* [Assigned task]
For each entry below, please return its exact wording and leave out any picture.

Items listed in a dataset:

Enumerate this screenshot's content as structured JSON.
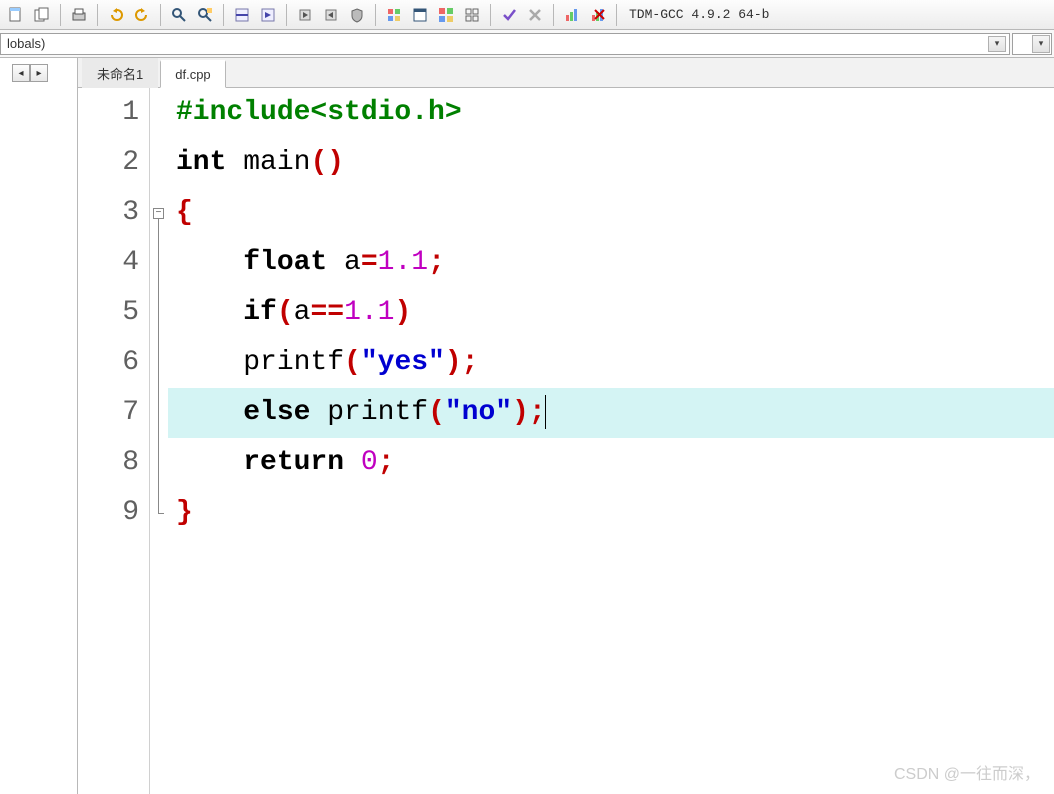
{
  "toolbar": {
    "compiler": "TDM-GCC 4.9.2 64-b"
  },
  "globals": {
    "label": "lobals)"
  },
  "tabs": [
    {
      "label": "未命名1",
      "active": false
    },
    {
      "label": "df.cpp",
      "active": true
    }
  ],
  "code": {
    "highlighted_line": 7,
    "lines": [
      {
        "n": 1,
        "tokens": [
          {
            "t": "#include<stdio.h>",
            "c": "pre"
          }
        ]
      },
      {
        "n": 2,
        "tokens": [
          {
            "t": "int",
            "c": "kw"
          },
          {
            "t": " main",
            "c": "fn"
          },
          {
            "t": "()",
            "c": "op"
          }
        ]
      },
      {
        "n": 3,
        "fold": "start",
        "tokens": [
          {
            "t": "{",
            "c": "brace"
          }
        ]
      },
      {
        "n": 4,
        "tokens": [
          {
            "t": "    ",
            "c": ""
          },
          {
            "t": "float",
            "c": "kw"
          },
          {
            "t": " a",
            "c": "fn"
          },
          {
            "t": "=",
            "c": "op"
          },
          {
            "t": "1.1",
            "c": "num"
          },
          {
            "t": ";",
            "c": "op"
          }
        ]
      },
      {
        "n": 5,
        "tokens": [
          {
            "t": "    ",
            "c": ""
          },
          {
            "t": "if",
            "c": "kw"
          },
          {
            "t": "(",
            "c": "op"
          },
          {
            "t": "a",
            "c": "fn"
          },
          {
            "t": "==",
            "c": "op"
          },
          {
            "t": "1.1",
            "c": "num"
          },
          {
            "t": ")",
            "c": "op"
          }
        ]
      },
      {
        "n": 6,
        "tokens": [
          {
            "t": "    printf",
            "c": "fn"
          },
          {
            "t": "(",
            "c": "op"
          },
          {
            "t": "\"yes\"",
            "c": "str"
          },
          {
            "t": ");",
            "c": "op"
          }
        ]
      },
      {
        "n": 7,
        "tokens": [
          {
            "t": "    ",
            "c": ""
          },
          {
            "t": "else",
            "c": "kw"
          },
          {
            "t": " printf",
            "c": "fn"
          },
          {
            "t": "(",
            "c": "op"
          },
          {
            "t": "\"no\"",
            "c": "str"
          },
          {
            "t": ");",
            "c": "op"
          }
        ],
        "caret": true
      },
      {
        "n": 8,
        "tokens": [
          {
            "t": "    ",
            "c": ""
          },
          {
            "t": "return",
            "c": "kw"
          },
          {
            "t": " ",
            "c": ""
          },
          {
            "t": "0",
            "c": "num"
          },
          {
            "t": ";",
            "c": "op"
          }
        ]
      },
      {
        "n": 9,
        "fold": "end",
        "tokens": [
          {
            "t": "}",
            "c": "brace"
          }
        ]
      }
    ]
  },
  "watermark": "CSDN @一往而深，"
}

* [Result]
Enumerate this screenshot's content as structured JSON.
{
  "toolbar": {
    "compiler": "TDM-GCC 4.9.2 64-b"
  },
  "globals": {
    "label": "lobals)"
  },
  "tabs": [
    {
      "label": "未命名1",
      "active": false
    },
    {
      "label": "df.cpp",
      "active": true
    }
  ],
  "code": {
    "highlighted_line": 7,
    "lines": [
      {
        "n": 1,
        "tokens": [
          {
            "t": "#include<stdio.h>",
            "c": "pre"
          }
        ]
      },
      {
        "n": 2,
        "tokens": [
          {
            "t": "int",
            "c": "kw"
          },
          {
            "t": " main",
            "c": "fn"
          },
          {
            "t": "()",
            "c": "op"
          }
        ]
      },
      {
        "n": 3,
        "fold": "start",
        "tokens": [
          {
            "t": "{",
            "c": "brace"
          }
        ]
      },
      {
        "n": 4,
        "tokens": [
          {
            "t": "    ",
            "c": ""
          },
          {
            "t": "float",
            "c": "kw"
          },
          {
            "t": " a",
            "c": "fn"
          },
          {
            "t": "=",
            "c": "op"
          },
          {
            "t": "1.1",
            "c": "num"
          },
          {
            "t": ";",
            "c": "op"
          }
        ]
      },
      {
        "n": 5,
        "tokens": [
          {
            "t": "    ",
            "c": ""
          },
          {
            "t": "if",
            "c": "kw"
          },
          {
            "t": "(",
            "c": "op"
          },
          {
            "t": "a",
            "c": "fn"
          },
          {
            "t": "==",
            "c": "op"
          },
          {
            "t": "1.1",
            "c": "num"
          },
          {
            "t": ")",
            "c": "op"
          }
        ]
      },
      {
        "n": 6,
        "tokens": [
          {
            "t": "    printf",
            "c": "fn"
          },
          {
            "t": "(",
            "c": "op"
          },
          {
            "t": "\"yes\"",
            "c": "str"
          },
          {
            "t": ");",
            "c": "op"
          }
        ]
      },
      {
        "n": 7,
        "tokens": [
          {
            "t": "    ",
            "c": ""
          },
          {
            "t": "else",
            "c": "kw"
          },
          {
            "t": " printf",
            "c": "fn"
          },
          {
            "t": "(",
            "c": "op"
          },
          {
            "t": "\"no\"",
            "c": "str"
          },
          {
            "t": ");",
            "c": "op"
          }
        ],
        "caret": true
      },
      {
        "n": 8,
        "tokens": [
          {
            "t": "    ",
            "c": ""
          },
          {
            "t": "return",
            "c": "kw"
          },
          {
            "t": " ",
            "c": ""
          },
          {
            "t": "0",
            "c": "num"
          },
          {
            "t": ";",
            "c": "op"
          }
        ]
      },
      {
        "n": 9,
        "fold": "end",
        "tokens": [
          {
            "t": "}",
            "c": "brace"
          }
        ]
      }
    ]
  },
  "watermark": "CSDN @一往而深，"
}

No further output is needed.